Cards in the tableau can also be moved from one pile to another, provided that the card being moved is of the opposite color and one rank lower than the card it is being placed on. For example, a red 7 can be placed on a black 8.
Cards in the waste pile can be turned over one at a time and placed in the tableau or the foundation piles. When the stock pile runs out, the waste pile can be turned over and reused as the stock pile.
- Always move cards to the foundation piles as soon as possible. This frees up space in the tableau and also helps to build up the foundation piles quickly.
- Try to move cards from the waste pile to the tableau before drawing from the stock pile. This gives you more options for moving cards around and can help to uncover hidden cards.
- Don’t move cards to the foundation piles too quickly. Make sure you have a plan for the cards you are moving and try to avoid leaving gaps in the tableau that can’t be filled.
- Try to create runs of cards in the tableau. This makes it easier to move cards around and can help to uncover hidden cards.
- Always try to keep a king or two in reserve. This can be helpful for moving cards around in the tableau and can also be used to start new runs.
Drawing cards is an essential part of playing solitaire, and it can make or break your game. Here are some tips to keep in mind when drawing cards:
- Prioritize drawing from the stockpile: When drawing cards, always start by drawing from the stockpile. Only draw from the waste pile if there are no other moves available. This ensures that you have as many options as possible for building your foundation piles and tableau.
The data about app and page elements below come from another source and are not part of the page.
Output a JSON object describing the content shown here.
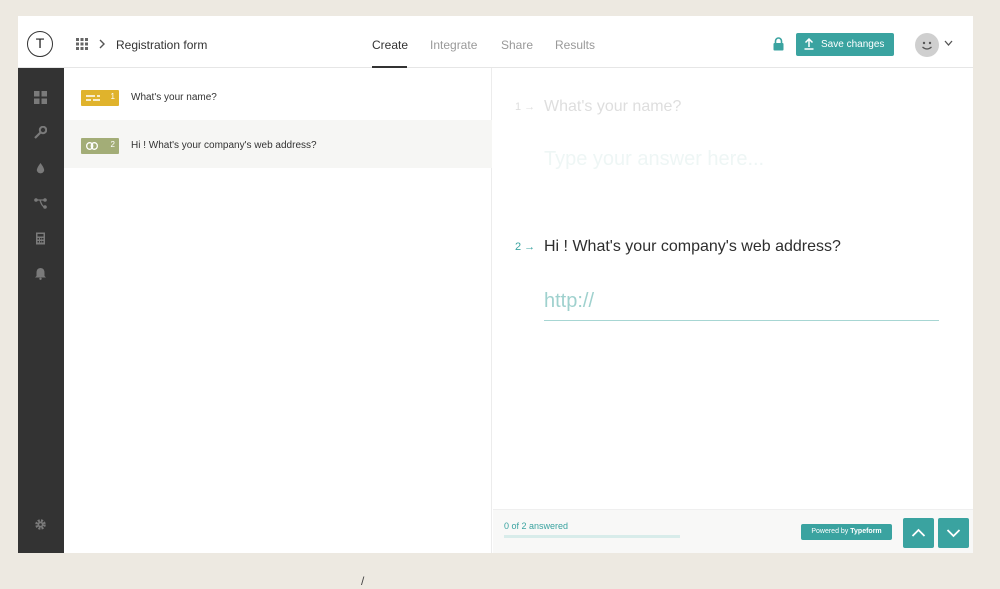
{
  "app": {
    "logo_letter": "T",
    "form_title": "Registration form"
  },
  "tabs": [
    {
      "label": "Create",
      "active": true
    },
    {
      "label": "Integrate",
      "active": false
    },
    {
      "label": "Share",
      "active": false
    },
    {
      "label": "Results",
      "active": false
    }
  ],
  "header": {
    "save_label": "Save changes"
  },
  "colors": {
    "accent": "#3aa3a0",
    "badge_text_question": "#e0b32c",
    "badge_website_question": "#a3ad77",
    "sidebar": "#333333"
  },
  "sidebar": {
    "icons": [
      "grid-icon",
      "wrench-icon",
      "drop-icon",
      "branch-icon",
      "calculator-icon",
      "bell-icon",
      "gear-icon"
    ]
  },
  "questions": [
    {
      "number": "1",
      "text": "What's your  name?",
      "icon": "short-text-icon",
      "color": "#e0b32c"
    },
    {
      "number": "2",
      "text": "Hi ! What's your company's web address?",
      "icon": "link-icon",
      "color": "#a3ad77"
    }
  ],
  "preview": {
    "q1_number": "1 →",
    "q1_title": "What's your name?",
    "q1_placeholder": "Type your answer here...",
    "q2_number": "2 →",
    "q2_title": "Hi ! What's your company's web address?",
    "q2_placeholder": "http://"
  },
  "footer": {
    "progress_text": "0 of 2 answered",
    "progress_fraction": 0,
    "powered_prefix": "Powered by ",
    "powered_brand": "Typeform"
  },
  "stray_text": "/"
}
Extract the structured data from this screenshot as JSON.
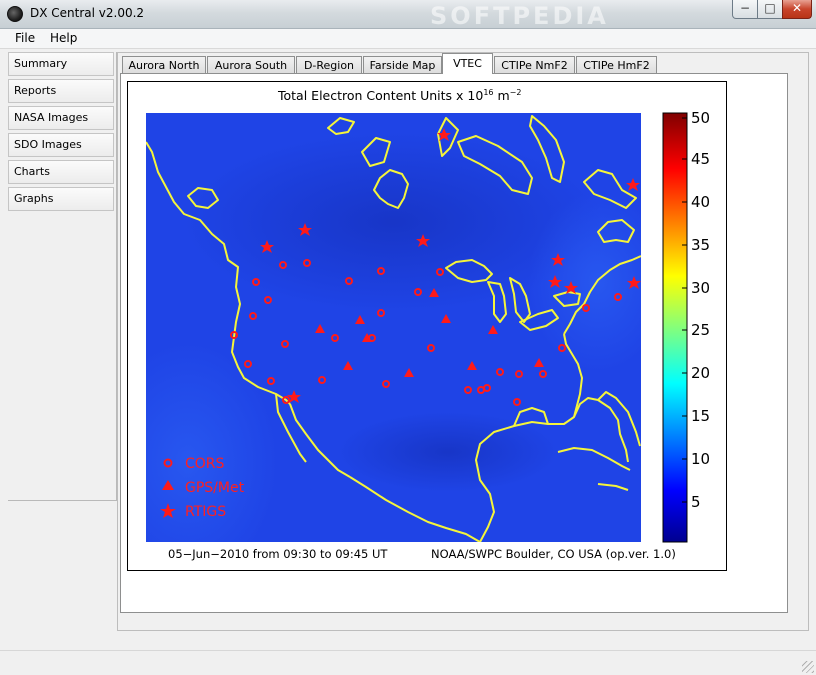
{
  "window": {
    "title": "DX Central  v2.00.2",
    "watermark": "SOFTPEDIA",
    "min_label": "−",
    "max_label": "□",
    "close_label": "✕"
  },
  "menu": {
    "file": "File",
    "help": "Help"
  },
  "sidebar": {
    "items": [
      {
        "label": "Summary"
      },
      {
        "label": "Reports"
      },
      {
        "label": "NASA Images"
      },
      {
        "label": "SDO Images"
      },
      {
        "label": "Charts"
      },
      {
        "label": "Graphs"
      }
    ]
  },
  "tabs": [
    {
      "label": "Aurora North"
    },
    {
      "label": "Aurora South"
    },
    {
      "label": "D-Region"
    },
    {
      "label": "Farside Map"
    },
    {
      "label": "VTEC",
      "active": true
    },
    {
      "label": "CTIPe NmF2"
    },
    {
      "label": "CTIPe HmF2"
    }
  ],
  "plot": {
    "title": "Total Electron Content Units x 10",
    "title_exp": "16",
    "title_unit": " m",
    "title_unit_exp": "−2",
    "footer_left": "05−Jun−2010 from 09:30 to 09:45 UT",
    "footer_right": "NOAA/SWPC Boulder, CO USA (op.ver. 1.0)",
    "colorbar_ticks": [
      "5",
      "10",
      "15",
      "20",
      "25",
      "30",
      "35",
      "40",
      "45",
      "50"
    ],
    "legend": [
      {
        "symbol": "circle",
        "label": "CORS"
      },
      {
        "symbol": "triangle",
        "label": "GPS/Met"
      },
      {
        "symbol": "star",
        "label": "RTIGS"
      }
    ],
    "colors": {
      "map_fill": "#1f44e6",
      "map_dark": "#1733c8",
      "coast": "#f5f53a",
      "marker": "#ff1a1a"
    }
  }
}
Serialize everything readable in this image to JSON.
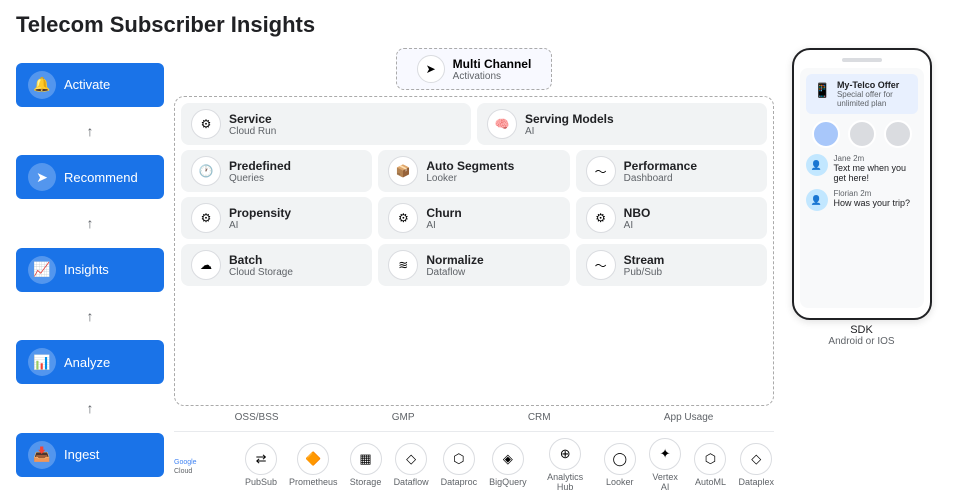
{
  "title": "Telecom Subscriber Insights",
  "sidebar": {
    "items": [
      {
        "label": "Activate",
        "icon": "🔔"
      },
      {
        "label": "Recommend",
        "icon": "➤"
      },
      {
        "label": "Insights",
        "icon": "📈"
      },
      {
        "label": "Analyze",
        "icon": "📊"
      },
      {
        "label": "Ingest",
        "icon": "📥"
      }
    ]
  },
  "diagram": {
    "top": {
      "label": "Multi Channel\nActivations",
      "icon": "➤"
    },
    "service_row": [
      {
        "title": "Service",
        "sub": "Cloud Run",
        "icon": "⚙"
      },
      {
        "title": "Serving Models",
        "sub": "AI",
        "icon": "🧠"
      }
    ],
    "queries_row": [
      {
        "title": "Predefined",
        "sub": "Queries",
        "icon": "🕐"
      },
      {
        "title": "Auto Segments",
        "sub": "Looker",
        "icon": "📦"
      },
      {
        "title": "Performance",
        "sub": "Dashboard",
        "icon": "〜"
      }
    ],
    "ai_row": [
      {
        "title": "Propensity",
        "sub": "AI",
        "icon": "⚙"
      },
      {
        "title": "Churn",
        "sub": "AI",
        "icon": "⚙"
      },
      {
        "title": "NBO",
        "sub": "AI",
        "icon": "⚙"
      }
    ],
    "ingest_row": [
      {
        "title": "Batch",
        "sub": "Cloud Storage",
        "icon": "☁"
      },
      {
        "title": "Normalize",
        "sub": "Dataflow",
        "icon": "≋"
      },
      {
        "title": "Stream",
        "sub": "Pub/Sub",
        "icon": "〜"
      }
    ],
    "source_labels": [
      "OSS/BSS",
      "GMP",
      "CRM",
      "App Usage"
    ]
  },
  "footer": {
    "icons": [
      {
        "label": "PubSub",
        "icon": "⇄"
      },
      {
        "label": "Prometheus",
        "icon": "🔶"
      },
      {
        "label": "Storage",
        "icon": "▦"
      },
      {
        "label": "Dataflow",
        "icon": "◇"
      },
      {
        "label": "Dataproc",
        "icon": "⬡"
      },
      {
        "label": "BigQuery",
        "icon": "◈"
      },
      {
        "label": "Analytics Hub",
        "icon": "⊕"
      },
      {
        "label": "Looker",
        "icon": "◯"
      },
      {
        "label": "Vertex AI",
        "icon": "✦"
      },
      {
        "label": "AutoML",
        "icon": "⬡"
      },
      {
        "label": "Dataplex",
        "icon": "◇"
      }
    ]
  },
  "phone": {
    "offer": {
      "icon": "📱",
      "title": "My-Telco Offer",
      "sub": "Special offer for unlimited plan"
    },
    "messages": [
      {
        "name": "Jane",
        "time": "2m",
        "text": "Text me when you get here!"
      },
      {
        "name": "Florian",
        "time": "2m",
        "text": "How was your trip?"
      }
    ],
    "sdk_label": "SDK",
    "platform_label": "Android or IOS"
  }
}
- Use the undo button if necessary: If you draw a card and it turns out to be the wrong move, don’t panic! Most solitaire games come with an undo button that allows you to go back and undo your last move. Use this feature if you need to backtrack and try a different move.
- Don’t waste moves: When you draw cards, make sure you have a plan for how you will use them. Don’t just draw cards randomly and hope for the best. Think ahead and consider how each card can be used to build your foundation piles or move cards in the tableau.
By following these tips, you can improve your chances of winning at solitaire and enjoy the game even more. Remember to take your time, stay focused, and have fun!
Solitaire is a timeless game that can be enjoyed by people of all ages and skill levels. It’s a great way to pass the time, keep your mind sharp, and relax after a long day. Whether you’re playing with real cards or on your computer or mobile device, the rules of solitaire are easy to learn and the gameplay is engaging and challenging.
So why not give solitaire a try? With practice, you’ll quickly become an expert at this classic card game and will find yourself enjoying it for years to come. So gather your cards, clear a space on your table, and get ready to play. You never know, you just might become a solitaire champion!